The number of converts to Judaism is invariably small. According to the data collected by the Zentralwohlfahrtsstelle der Juden in Deutschland, on average 64 conversions are carried out yearly in the various German-Jewish communities, and since the year 2000, the number has remained fairly stable. Nor has the size of the Jewish communities varied much. For over a decade, the number of members has stabilized at around 105.000. In relation to the size of the community, the total number of converts since 1990, 1.366, makes up under one percent of the Jewish community. The number of Jews leaving the communities is slightly higher, around one hundred a year, yet the number is not particularly meaningful, because it includes people who leave for all sorts of reasons, including financial. By all accounts, today’s Jewish converts are a minute and exotic minority.
Yet the topic is currently being discussed with much enthusiasm. The ETH Zürich held a series of lectures on conversion in fall 2012 (“Konversion. Interreligiöse Übertragungen, Grenzziehungen und Zwischenräume”), just after the University of Trier held a conference on the same topic in June 2012 (“Orts-Wechsel, Blick-Wechsel, Rollen-Wechsel: Konversion in Räumen jüdischer Geschichte”). The Jewish Museum Berlin’s special exhibition “The Whole Truth” presents the fluidity of Jewish identity with biographies of Jews, non-Jews, part-Jews and several converts, among them the actress Marilyn Monroe. Most significantly, the Jewish museums in Hohenems, Frankfurt and Munich together with many cooperating partners, are showing a joint exhibition on conversion, called “Treten Sie ein! Treten Sie aus!” Their perspective is cultural, ritual and psychological, with exhibits and texts illustrating individual conversion stories in three phases of the process: the before, the passage itself and the aftermath. The stories are anticipated by pictograms displaying the religions rejected and adopted. These cover a wide range, including Christianity and Islam, but also Schamanism, Buddhism – and, humourously, Pastafarianism, an atheist parody of religion, which pays tribute to a spaghetti monster as an object of worship. The texts are concise, sometimes ironic, and inclusive, with contributions by converts as well as scientists and intellectuals in the catalog and the extensive program of events.

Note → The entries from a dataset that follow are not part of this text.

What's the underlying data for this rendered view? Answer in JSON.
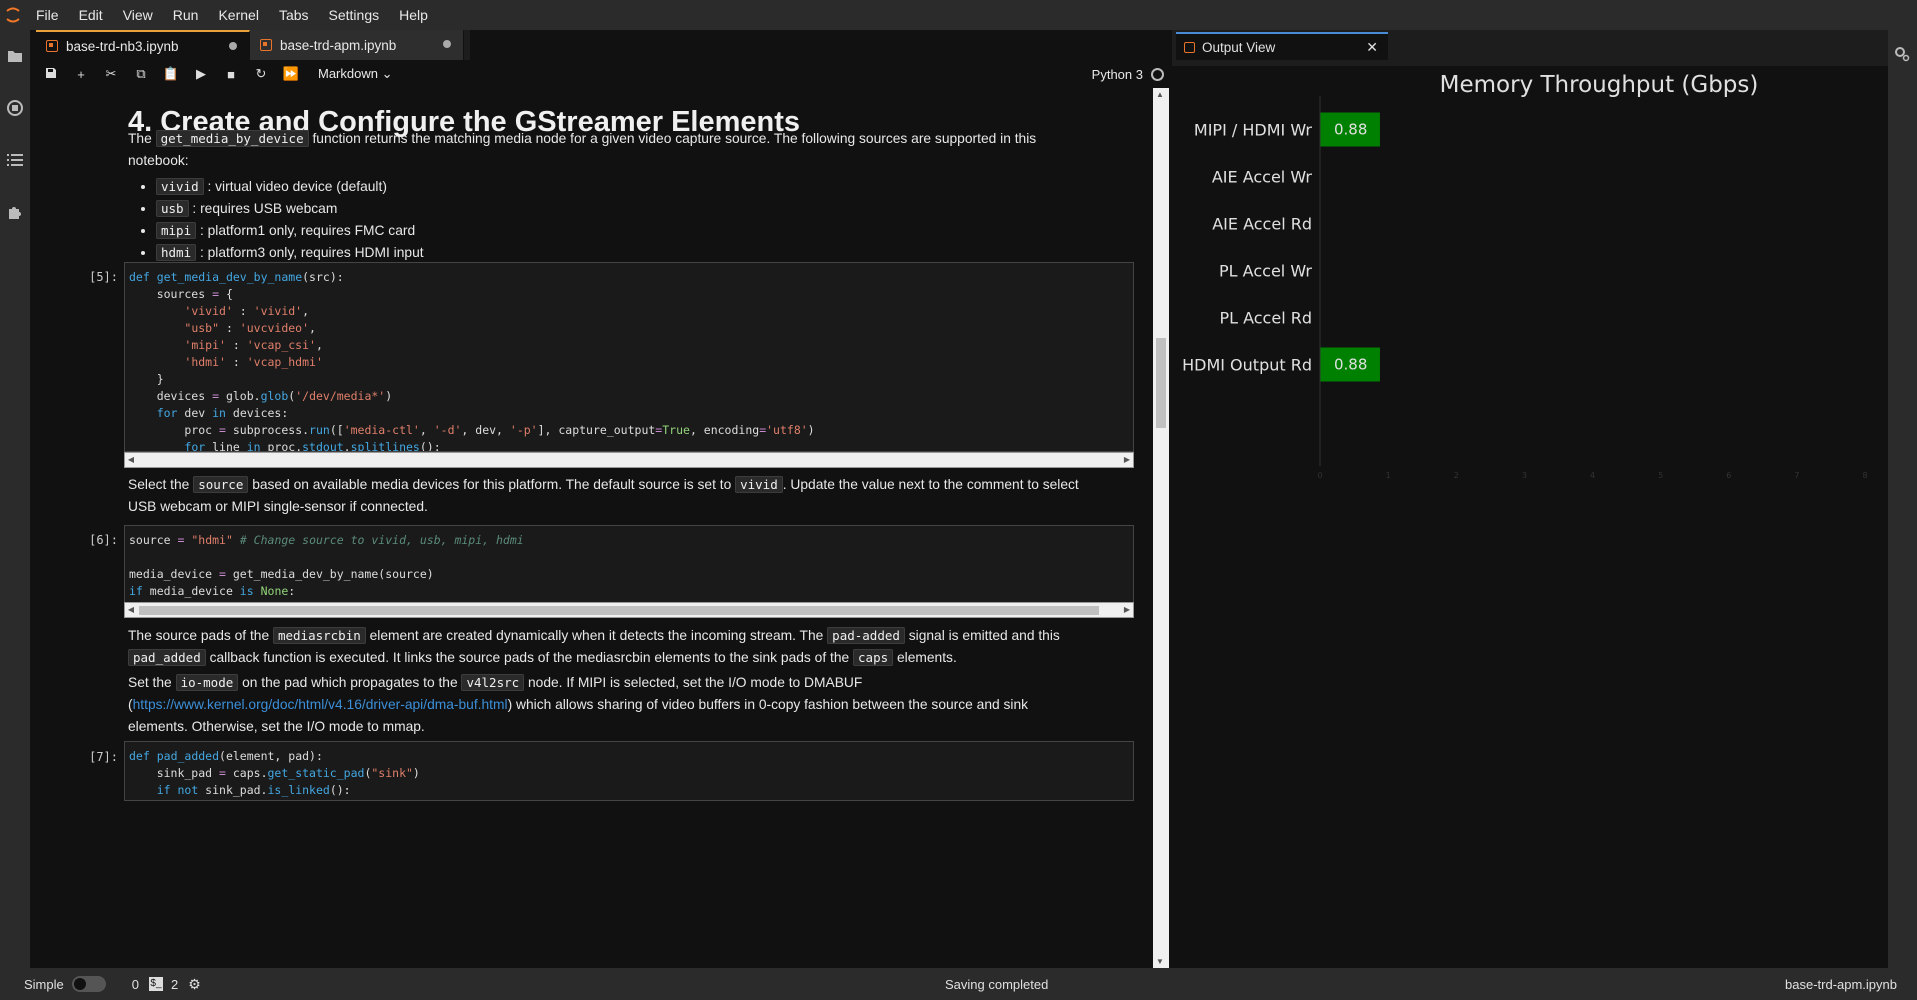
{
  "menubar": {
    "items": [
      "File",
      "Edit",
      "View",
      "Run",
      "Kernel",
      "Tabs",
      "Settings",
      "Help"
    ]
  },
  "tabs": [
    {
      "label": "base-trd-nb3.ipynb"
    },
    {
      "label": "base-trd-apm.ipynb"
    }
  ],
  "toolbar": {
    "cell_type": "Markdown",
    "kernel": "Python 3"
  },
  "notebook": {
    "heading": "4. Create and Configure the GStreamer Elements",
    "p1_a": "The ",
    "p1_code": "get_media_by_device",
    "p1_b": " function returns the matching media node for a given video capture source. The following sources are supported in this",
    "p1_c": "notebook:",
    "bullets": [
      {
        "code": "vivid",
        "text": " : virtual video device (default)"
      },
      {
        "code": "usb",
        "text": " : requires USB webcam"
      },
      {
        "code": "mipi",
        "text": " : platform1 only, requires FMC card"
      },
      {
        "code": "hdmi",
        "text": " : platform3 only, requires HDMI input"
      }
    ],
    "prompt5": "[5]:",
    "prompt6": "[6]:",
    "prompt7": "[7]:",
    "p2_a": "Select the ",
    "p2_code1": "source",
    "p2_b": " based on available media devices for this platform. The default source is set to ",
    "p2_code2": "vivid",
    "p2_c": ". Update the value next to the comment to select",
    "p2_d": "USB webcam or MIPI single-sensor if connected.",
    "p3_a": "The source pads of the ",
    "p3_code1": "mediasrcbin",
    "p3_b": " element are created dynamically when it detects the incoming stream. The ",
    "p3_code2": "pad-added",
    "p3_c": " signal is emitted and this",
    "p3_code3": "pad_added",
    "p3_d": " callback function is executed. It links the source pads of the mediasrcbin elements to the sink pads of the ",
    "p3_code4": "caps",
    "p3_e": " elements.",
    "p4_a": "Set the ",
    "p4_code1": "io-mode",
    "p4_b": " on the pad which propagates to the ",
    "p4_code2": "v4l2src",
    "p4_c": " node. If MIPI is selected, set the I/O mode to DMABUF",
    "p4_d": "(",
    "p4_link": "https://www.kernel.org/doc/html/v4.16/driver-api/dma-buf.html",
    "p4_e": ") which allows sharing of video buffers in 0-copy fashion between the source and sink",
    "p4_f": "elements. Otherwise, set the I/O mode to mmap."
  },
  "output_view": {
    "title": "Output View"
  },
  "chart_data": {
    "type": "bar",
    "orientation": "horizontal",
    "title": "Memory Throughput (Gbps)",
    "categories": [
      "MIPI / HDMI Wr",
      "AIE Accel Wr",
      "AIE Accel Rd",
      "PL Accel Wr",
      "PL Accel Rd",
      "HDMI Output Rd"
    ],
    "values": [
      0.88,
      0,
      0,
      0,
      0,
      0.88
    ],
    "data_labels": [
      "0.88",
      "",
      "",
      "",
      "",
      "0.88"
    ],
    "xlim": [
      0,
      8
    ],
    "xticks": [
      "0",
      "1",
      "2",
      "3",
      "4",
      "5",
      "6",
      "7",
      "8"
    ],
    "bar_color": "#008000",
    "background": "#111111",
    "grid": false
  },
  "statusbar": {
    "mode": "Simple",
    "count1": "0",
    "count2": "2",
    "message": "Saving completed",
    "file": "base-trd-apm.ipynb"
  }
}
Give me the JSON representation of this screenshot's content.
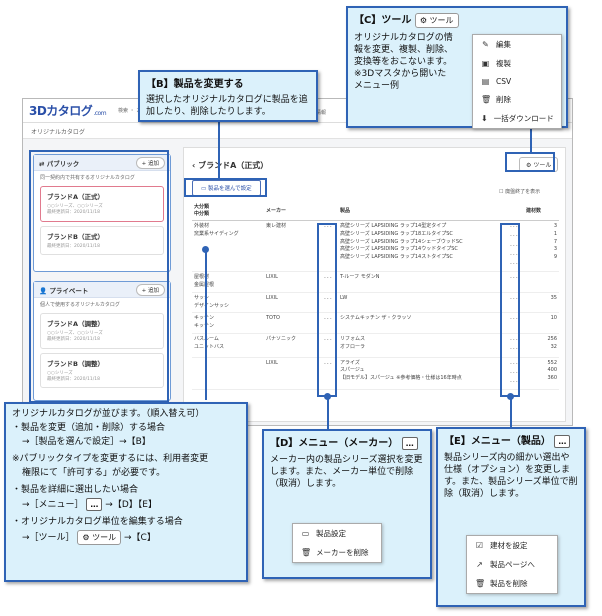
{
  "app": {
    "logo": "3Dカタログ",
    "logo_suffix": ".com",
    "nav_left": "検索 ・ カ ・ ・ ・",
    "nav_right": "情報",
    "breadcrumb": "オリジナルカタログ"
  },
  "public_panel": {
    "title": "パブリック",
    "add_label": "追加",
    "description": "同一契約内で共有するオリジナルカタログ",
    "cards": [
      {
        "name": "ブランドA（正式）",
        "sub": "○○シリーズ、○○シリーズ",
        "date": "最終更新日：2020/11/18"
      },
      {
        "name": "ブランドB（正式）",
        "sub": "",
        "date": "最終更新日：2020/11/18"
      }
    ]
  },
  "private_panel": {
    "title": "プライベート",
    "add_label": "追加",
    "description": "個人で使用するオリジナルカタログ",
    "cards": [
      {
        "name": "ブランドA（調整）",
        "sub": "○○シリーズ、○○シリーズ",
        "date": "最終更新日：2020/11/18"
      },
      {
        "name": "ブランドB（調整）",
        "sub": "○○シリーズ",
        "date": "最終更新日：2020/11/18"
      }
    ]
  },
  "main": {
    "title": "ブランドA（正式）",
    "tool_label": "ツール",
    "select_label": "製品を選んで設定",
    "checkbox_label": "廃盤終了を表示",
    "headers": {
      "category_major": "大分類",
      "category_minor": "中分類",
      "maker": "メーカー",
      "product": "製品",
      "count": "建材数"
    },
    "rows": [
      {
        "cat1": "外装材",
        "cat2": "窯業系サイディング",
        "maker": "東レ建材",
        "products": [
          "高壁シリーズ LAPSIDING ラップ14型定タイプ",
          "高壁シリーズ LAPSIDING ラップ18エルタイプSC",
          "高壁シリーズ LAPSIDING ラップ14シェーブウッドSC",
          "高壁シリーズ LAPSIDING ラップ14ウッドタイプSC",
          "高壁シリーズ LAPSIDING ラップ14ストタイプSC"
        ],
        "counts": [
          "3",
          "1",
          "7",
          "3",
          "9"
        ]
      },
      {
        "cat1": "屋根材",
        "cat2": "金属屋根",
        "maker": "LIXIL",
        "products": [
          "T-ルーフ モダンN"
        ],
        "counts": [
          ""
        ]
      },
      {
        "cat1": "サッシ",
        "cat2": "デザインサッシ",
        "maker": "LIXIL",
        "products": [
          "LW"
        ],
        "counts": [
          "35"
        ]
      },
      {
        "cat1": "キッチン",
        "cat2": "キッチン",
        "maker": "TOTO",
        "products": [
          "システムキッチン ザ・クラッソ"
        ],
        "counts": [
          "10"
        ]
      },
      {
        "cat1": "バスルーム",
        "cat2": "ユニットバス",
        "maker": "パナソニック",
        "products": [
          "リフォムス",
          "オフローラ"
        ],
        "counts": [
          "256",
          "32"
        ]
      },
      {
        "cat1": "",
        "cat2": "",
        "maker": "LIXIL",
        "products": [
          "アライズ",
          "スパージュ",
          "【旧モデル】スパージュ ※参考価格・仕様は16年時点"
        ],
        "counts": [
          "552",
          "400",
          "360"
        ]
      }
    ]
  },
  "callout_c": {
    "head": "【C】ツール",
    "badge": "ツール",
    "body": "オリジナルカタログの情報を変更、複製、削除、変換等をおこないます。※3Dマスタから開いたメニュー例",
    "menu": [
      "編集",
      "複製",
      "CSV",
      "削除",
      "一括ダウンロード"
    ]
  },
  "callout_b": {
    "head": "【B】製品を変更する",
    "body": "選択したオリジナルカタログに製品を追加したり、削除したりします。"
  },
  "callout_a": {
    "line1": "オリジナルカタログが並びます。（順入替え可）",
    "line2": "・製品を変更（追加・削除）する場合",
    "line3": "→［製品を選んで設定］→【B】",
    "line4": "※パブリックタイプを変更するには、利用者変更",
    "line5": "権限にて「許可する」が必要です。",
    "line6": "・製品を詳細に選出したい場合",
    "line7a": "→［メニュー］",
    "line7b": "→【D】【E】",
    "line8": "・オリジナルカタログ単位を編集する場合",
    "line9a": "→［ツール］",
    "line9b": "→【C】",
    "tool_badge": "ツール",
    "dots": "…"
  },
  "callout_d": {
    "head": "【D】メニュー（メーカー）",
    "dots": "…",
    "body": "メーカー内の製品シリーズ選択を変更します。また、メーカー単位で削除（取消）します。",
    "menu": [
      "製品設定",
      "メーカーを削除"
    ]
  },
  "callout_e": {
    "head": "【E】メニュー（製品）",
    "dots": "…",
    "body": "製品シリーズ内の細かい選出や仕様（オプション）を変更します。また、製品シリーズ単位で削除（取消）します。",
    "menu": [
      "建材を設定",
      "製品ページへ",
      "製品を削除"
    ]
  },
  "colors": {
    "accent": "#2f63b5",
    "callout_bg": "#dbf1fb",
    "selected_border": "#e17a8e"
  }
}
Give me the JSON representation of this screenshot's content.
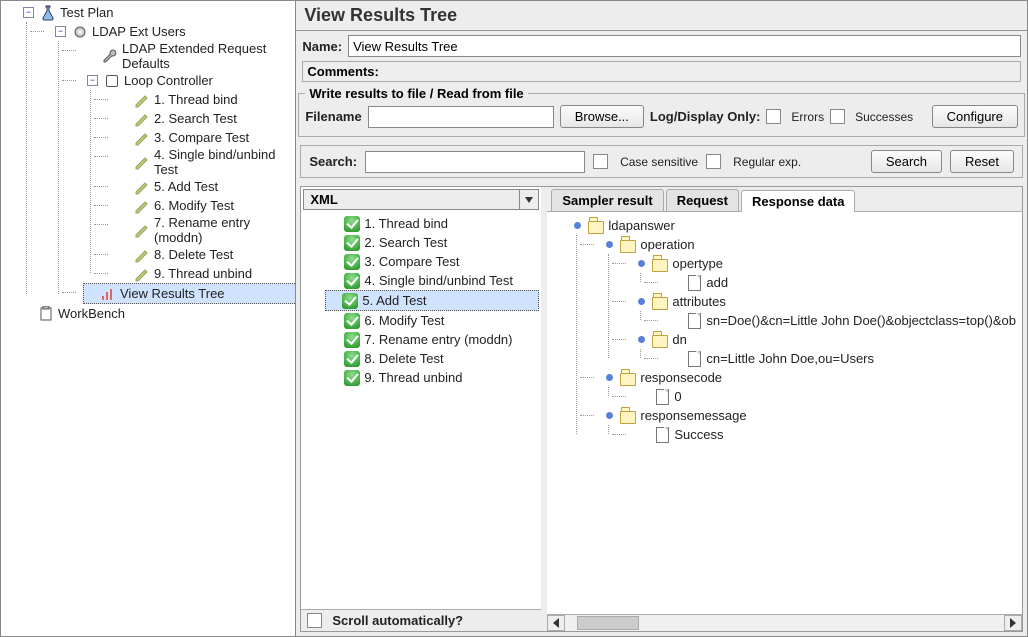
{
  "left_tree": {
    "root": "Test Plan",
    "ldap_users": "LDAP Ext Users",
    "ldap_defaults": "LDAP Extended Request Defaults",
    "loop": "Loop Controller",
    "tests": [
      "1. Thread bind",
      "2. Search Test",
      "3. Compare Test",
      "4. Single bind/unbind Test",
      "5. Add Test",
      "6. Modify Test",
      "7. Rename entry (moddn)",
      "8. Delete Test",
      "9. Thread unbind"
    ],
    "vrt": "View Results Tree",
    "workbench": "WorkBench"
  },
  "panel_title": "View Results Tree",
  "name_label": "Name:",
  "name_value": "View Results Tree",
  "comments_label": "Comments:",
  "file_section": {
    "legend": "Write results to file / Read from file",
    "filename_label": "Filename",
    "filename_value": "",
    "browse": "Browse...",
    "logdisplay": "Log/Display Only:",
    "errors": "Errors",
    "successes": "Successes",
    "configure": "Configure"
  },
  "search_section": {
    "label": "Search:",
    "value": "",
    "case": "Case sensitive",
    "regex": "Regular exp.",
    "search_btn": "Search",
    "reset_btn": "Reset"
  },
  "combo_value": "XML",
  "results": [
    "1. Thread bind",
    "2. Search Test",
    "3. Compare Test",
    "4. Single bind/unbind Test",
    "5. Add Test",
    "6. Modify Test",
    "7. Rename entry (moddn)",
    "8. Delete Test",
    "9. Thread unbind"
  ],
  "results_selected_index": 4,
  "scroll_auto": "Scroll automatically?",
  "tabs": {
    "sampler": "Sampler result",
    "request": "Request",
    "response": "Response data"
  },
  "xml": {
    "root": "ldapanswer",
    "operation": "operation",
    "opertype": "opertype",
    "opertype_val": "add",
    "attributes": "attributes",
    "attributes_val": "sn=Doe()&cn=Little John Doe()&objectclass=top()&ob",
    "dn": "dn",
    "dn_val": "cn=Little John Doe,ou=Users",
    "responsecode": "responsecode",
    "responsecode_val": "0",
    "responsemessage": "responsemessage",
    "responsemessage_val": "Success"
  }
}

If not practice, what then accounts for the widespread interest in a ritual only few are engaging in? Looking around, what characterizes modern German spirituality is not a mass movement to substitute one religious culture for another, but either the attempt to reconcile multiple – on a personal level, in relationships, and within communities or societies – or the rejection of religion. According to the European Commission’s Eurobarometer (2005), the majority of Germans are not religious. Christian churches, which have been facing dwindling numbers of adherents for many years, have begun discussing whether and how to rededicate their buildings. And even the Jewish communities are not nearly as large as they could be. While more than 200.000 Jews have immigrated to Germany from the former Soviet Union alone, the communities number only half that size, which means that the large majority has chosen not to join them. If conversion is becoming a popular subject of debate, perhaps this is due to it being a foil for discussing precisely what it is not: namely, religious loyalty.
Naomi Lubrich, Media